Data records:
============

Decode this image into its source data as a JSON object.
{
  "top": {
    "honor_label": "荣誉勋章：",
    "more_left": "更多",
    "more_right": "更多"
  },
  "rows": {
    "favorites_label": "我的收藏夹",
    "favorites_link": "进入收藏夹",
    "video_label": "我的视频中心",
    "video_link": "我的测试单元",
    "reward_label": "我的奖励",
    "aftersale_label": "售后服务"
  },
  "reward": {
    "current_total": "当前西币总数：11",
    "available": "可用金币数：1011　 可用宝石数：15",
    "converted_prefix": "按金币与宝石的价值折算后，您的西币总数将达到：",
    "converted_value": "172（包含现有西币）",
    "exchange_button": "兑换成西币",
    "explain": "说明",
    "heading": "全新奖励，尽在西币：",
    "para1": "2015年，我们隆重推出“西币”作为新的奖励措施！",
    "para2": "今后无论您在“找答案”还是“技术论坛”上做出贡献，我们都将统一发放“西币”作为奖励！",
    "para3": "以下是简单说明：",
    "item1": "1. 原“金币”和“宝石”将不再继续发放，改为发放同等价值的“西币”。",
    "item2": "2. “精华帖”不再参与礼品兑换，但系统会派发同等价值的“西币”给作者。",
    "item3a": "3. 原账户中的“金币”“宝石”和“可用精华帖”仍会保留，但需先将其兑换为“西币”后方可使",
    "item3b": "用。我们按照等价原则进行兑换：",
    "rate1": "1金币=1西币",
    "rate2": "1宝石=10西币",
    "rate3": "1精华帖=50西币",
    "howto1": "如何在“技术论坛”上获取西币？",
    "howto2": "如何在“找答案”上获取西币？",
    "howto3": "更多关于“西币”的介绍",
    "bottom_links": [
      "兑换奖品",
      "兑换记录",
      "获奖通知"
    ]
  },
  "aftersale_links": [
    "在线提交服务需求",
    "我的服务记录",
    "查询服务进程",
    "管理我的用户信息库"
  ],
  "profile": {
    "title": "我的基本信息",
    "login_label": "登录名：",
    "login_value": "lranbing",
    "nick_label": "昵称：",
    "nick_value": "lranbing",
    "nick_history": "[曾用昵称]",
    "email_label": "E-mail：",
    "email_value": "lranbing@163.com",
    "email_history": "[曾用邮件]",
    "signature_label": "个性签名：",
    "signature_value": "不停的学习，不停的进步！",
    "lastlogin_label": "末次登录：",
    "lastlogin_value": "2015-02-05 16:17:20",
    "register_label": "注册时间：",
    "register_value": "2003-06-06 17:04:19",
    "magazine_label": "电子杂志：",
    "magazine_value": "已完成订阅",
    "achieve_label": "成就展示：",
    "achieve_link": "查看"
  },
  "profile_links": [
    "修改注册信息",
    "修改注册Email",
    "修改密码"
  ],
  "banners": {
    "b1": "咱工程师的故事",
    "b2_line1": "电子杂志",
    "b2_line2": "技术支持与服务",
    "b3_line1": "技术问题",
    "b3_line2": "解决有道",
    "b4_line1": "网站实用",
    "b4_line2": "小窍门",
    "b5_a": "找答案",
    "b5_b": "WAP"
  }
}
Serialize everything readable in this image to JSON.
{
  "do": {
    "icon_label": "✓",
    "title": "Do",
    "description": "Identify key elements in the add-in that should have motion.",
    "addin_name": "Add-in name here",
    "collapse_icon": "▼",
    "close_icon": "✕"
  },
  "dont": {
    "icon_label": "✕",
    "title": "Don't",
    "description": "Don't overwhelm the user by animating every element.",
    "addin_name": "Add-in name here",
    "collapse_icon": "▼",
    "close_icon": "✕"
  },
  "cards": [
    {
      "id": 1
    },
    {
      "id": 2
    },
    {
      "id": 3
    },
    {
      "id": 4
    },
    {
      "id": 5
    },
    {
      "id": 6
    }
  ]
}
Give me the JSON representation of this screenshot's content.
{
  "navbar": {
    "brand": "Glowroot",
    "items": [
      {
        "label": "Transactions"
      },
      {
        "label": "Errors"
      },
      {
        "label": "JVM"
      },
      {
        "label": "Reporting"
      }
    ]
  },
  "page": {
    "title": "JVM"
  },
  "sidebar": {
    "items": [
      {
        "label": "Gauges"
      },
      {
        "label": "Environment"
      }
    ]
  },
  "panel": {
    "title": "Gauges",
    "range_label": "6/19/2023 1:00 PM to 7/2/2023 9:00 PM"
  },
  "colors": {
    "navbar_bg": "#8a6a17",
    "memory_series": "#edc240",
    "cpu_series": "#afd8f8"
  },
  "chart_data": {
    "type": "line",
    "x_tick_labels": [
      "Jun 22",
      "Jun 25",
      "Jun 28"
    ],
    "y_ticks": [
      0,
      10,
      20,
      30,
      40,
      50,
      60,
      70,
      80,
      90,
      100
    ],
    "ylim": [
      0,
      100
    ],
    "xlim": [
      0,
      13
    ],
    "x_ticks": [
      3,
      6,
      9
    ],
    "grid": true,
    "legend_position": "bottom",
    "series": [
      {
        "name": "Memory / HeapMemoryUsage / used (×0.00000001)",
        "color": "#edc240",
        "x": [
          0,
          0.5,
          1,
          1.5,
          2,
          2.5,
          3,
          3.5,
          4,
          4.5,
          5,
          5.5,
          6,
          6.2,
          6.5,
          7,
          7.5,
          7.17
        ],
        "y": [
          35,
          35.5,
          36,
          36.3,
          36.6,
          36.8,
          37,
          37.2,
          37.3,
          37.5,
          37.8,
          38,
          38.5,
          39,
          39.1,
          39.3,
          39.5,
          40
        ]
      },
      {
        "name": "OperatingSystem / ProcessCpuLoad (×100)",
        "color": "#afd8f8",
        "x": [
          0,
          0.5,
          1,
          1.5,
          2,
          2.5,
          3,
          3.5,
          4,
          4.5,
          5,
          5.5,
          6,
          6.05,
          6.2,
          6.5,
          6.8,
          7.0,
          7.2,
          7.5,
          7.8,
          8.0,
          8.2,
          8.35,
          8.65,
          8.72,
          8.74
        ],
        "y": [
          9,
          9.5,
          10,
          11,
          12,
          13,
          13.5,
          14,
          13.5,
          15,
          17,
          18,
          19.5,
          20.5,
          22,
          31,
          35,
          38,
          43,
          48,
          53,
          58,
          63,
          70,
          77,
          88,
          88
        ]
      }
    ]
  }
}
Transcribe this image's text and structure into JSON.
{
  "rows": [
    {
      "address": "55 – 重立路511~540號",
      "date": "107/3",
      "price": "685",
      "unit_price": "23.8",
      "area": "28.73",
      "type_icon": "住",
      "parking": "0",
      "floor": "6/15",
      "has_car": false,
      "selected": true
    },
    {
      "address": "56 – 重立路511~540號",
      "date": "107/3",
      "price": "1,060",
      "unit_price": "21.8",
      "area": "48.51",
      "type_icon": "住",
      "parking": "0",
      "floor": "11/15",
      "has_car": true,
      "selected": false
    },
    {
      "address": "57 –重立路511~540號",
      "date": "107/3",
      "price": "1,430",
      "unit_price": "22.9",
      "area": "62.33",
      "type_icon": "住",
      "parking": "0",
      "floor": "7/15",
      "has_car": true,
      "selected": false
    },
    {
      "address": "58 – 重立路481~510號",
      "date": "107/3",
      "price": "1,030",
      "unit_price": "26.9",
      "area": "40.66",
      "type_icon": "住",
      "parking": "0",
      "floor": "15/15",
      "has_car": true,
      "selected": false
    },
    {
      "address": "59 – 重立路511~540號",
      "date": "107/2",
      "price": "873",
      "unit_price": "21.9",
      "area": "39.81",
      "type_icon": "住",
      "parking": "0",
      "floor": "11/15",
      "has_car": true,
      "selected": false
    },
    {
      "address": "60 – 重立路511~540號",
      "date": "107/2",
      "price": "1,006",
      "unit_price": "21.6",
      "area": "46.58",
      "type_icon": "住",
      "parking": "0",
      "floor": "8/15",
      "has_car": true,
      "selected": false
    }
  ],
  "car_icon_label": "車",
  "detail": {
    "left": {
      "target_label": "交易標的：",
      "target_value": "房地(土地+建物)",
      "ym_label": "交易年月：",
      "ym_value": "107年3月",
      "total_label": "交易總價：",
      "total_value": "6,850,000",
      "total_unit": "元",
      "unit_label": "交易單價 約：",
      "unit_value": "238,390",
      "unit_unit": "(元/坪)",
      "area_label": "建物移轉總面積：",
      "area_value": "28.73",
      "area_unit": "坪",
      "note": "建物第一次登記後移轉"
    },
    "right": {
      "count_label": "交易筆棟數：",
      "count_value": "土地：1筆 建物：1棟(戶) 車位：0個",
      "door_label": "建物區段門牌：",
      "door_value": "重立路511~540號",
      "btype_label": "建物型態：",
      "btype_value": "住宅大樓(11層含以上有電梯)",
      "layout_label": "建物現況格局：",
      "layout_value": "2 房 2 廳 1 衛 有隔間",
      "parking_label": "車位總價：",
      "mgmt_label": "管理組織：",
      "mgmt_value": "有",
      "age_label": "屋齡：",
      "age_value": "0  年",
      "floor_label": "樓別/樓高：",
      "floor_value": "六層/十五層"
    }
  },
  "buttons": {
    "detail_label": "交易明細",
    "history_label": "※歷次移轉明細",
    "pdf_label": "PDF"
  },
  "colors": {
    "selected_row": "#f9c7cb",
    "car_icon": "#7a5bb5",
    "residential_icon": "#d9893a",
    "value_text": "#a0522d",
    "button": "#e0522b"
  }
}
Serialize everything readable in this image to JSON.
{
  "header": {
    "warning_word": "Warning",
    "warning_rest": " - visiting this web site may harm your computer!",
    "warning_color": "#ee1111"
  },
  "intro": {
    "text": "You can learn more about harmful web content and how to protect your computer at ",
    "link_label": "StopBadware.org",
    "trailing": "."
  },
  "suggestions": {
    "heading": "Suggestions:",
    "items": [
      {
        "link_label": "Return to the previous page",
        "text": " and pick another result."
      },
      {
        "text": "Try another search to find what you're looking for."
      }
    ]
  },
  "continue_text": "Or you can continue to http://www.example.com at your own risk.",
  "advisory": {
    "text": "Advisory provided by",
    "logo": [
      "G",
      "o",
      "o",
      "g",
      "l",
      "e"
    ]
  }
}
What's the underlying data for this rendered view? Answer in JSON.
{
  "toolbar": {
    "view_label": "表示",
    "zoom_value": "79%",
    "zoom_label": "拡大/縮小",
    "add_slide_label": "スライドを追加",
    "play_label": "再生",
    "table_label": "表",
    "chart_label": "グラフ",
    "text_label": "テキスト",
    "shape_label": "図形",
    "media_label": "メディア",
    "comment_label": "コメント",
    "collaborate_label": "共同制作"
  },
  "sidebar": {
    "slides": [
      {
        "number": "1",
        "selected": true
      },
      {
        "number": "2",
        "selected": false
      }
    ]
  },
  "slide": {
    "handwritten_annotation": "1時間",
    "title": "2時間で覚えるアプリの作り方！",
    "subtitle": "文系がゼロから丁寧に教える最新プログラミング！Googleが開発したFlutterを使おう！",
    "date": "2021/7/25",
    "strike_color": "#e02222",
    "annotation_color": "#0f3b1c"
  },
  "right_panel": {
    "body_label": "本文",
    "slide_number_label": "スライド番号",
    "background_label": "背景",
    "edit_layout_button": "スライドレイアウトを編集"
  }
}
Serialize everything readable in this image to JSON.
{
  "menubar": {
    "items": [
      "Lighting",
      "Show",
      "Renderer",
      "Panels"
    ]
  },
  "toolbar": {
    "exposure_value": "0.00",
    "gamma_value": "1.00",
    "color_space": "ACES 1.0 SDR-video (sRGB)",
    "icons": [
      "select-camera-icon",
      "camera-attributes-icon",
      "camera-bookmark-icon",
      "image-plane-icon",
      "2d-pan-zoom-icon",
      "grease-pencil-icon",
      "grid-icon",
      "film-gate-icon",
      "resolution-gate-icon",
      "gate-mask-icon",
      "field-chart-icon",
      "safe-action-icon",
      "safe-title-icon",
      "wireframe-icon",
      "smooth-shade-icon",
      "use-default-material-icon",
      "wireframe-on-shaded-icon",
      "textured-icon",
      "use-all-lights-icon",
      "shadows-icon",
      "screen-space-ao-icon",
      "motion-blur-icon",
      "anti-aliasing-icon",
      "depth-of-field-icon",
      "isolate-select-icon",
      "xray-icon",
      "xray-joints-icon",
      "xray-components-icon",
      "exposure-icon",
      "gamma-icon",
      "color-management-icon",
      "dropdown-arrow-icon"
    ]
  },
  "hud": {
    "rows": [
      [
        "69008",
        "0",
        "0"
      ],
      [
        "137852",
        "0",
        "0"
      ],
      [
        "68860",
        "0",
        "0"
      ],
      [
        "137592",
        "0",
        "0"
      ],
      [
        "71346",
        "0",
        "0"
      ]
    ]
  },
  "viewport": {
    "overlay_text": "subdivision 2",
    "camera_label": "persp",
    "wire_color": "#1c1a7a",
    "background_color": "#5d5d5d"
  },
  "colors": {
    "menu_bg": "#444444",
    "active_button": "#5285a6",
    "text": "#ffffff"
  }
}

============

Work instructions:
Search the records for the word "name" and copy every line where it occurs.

Response area:
    "addin_name": "Add-in name here",
    "addin_name": "Add-in name here",
        "name": "Memory / HeapMemoryUsage / used (×0.00000001)",
        "name": "OperatingSystem / ProcessCpuLoad (×100)",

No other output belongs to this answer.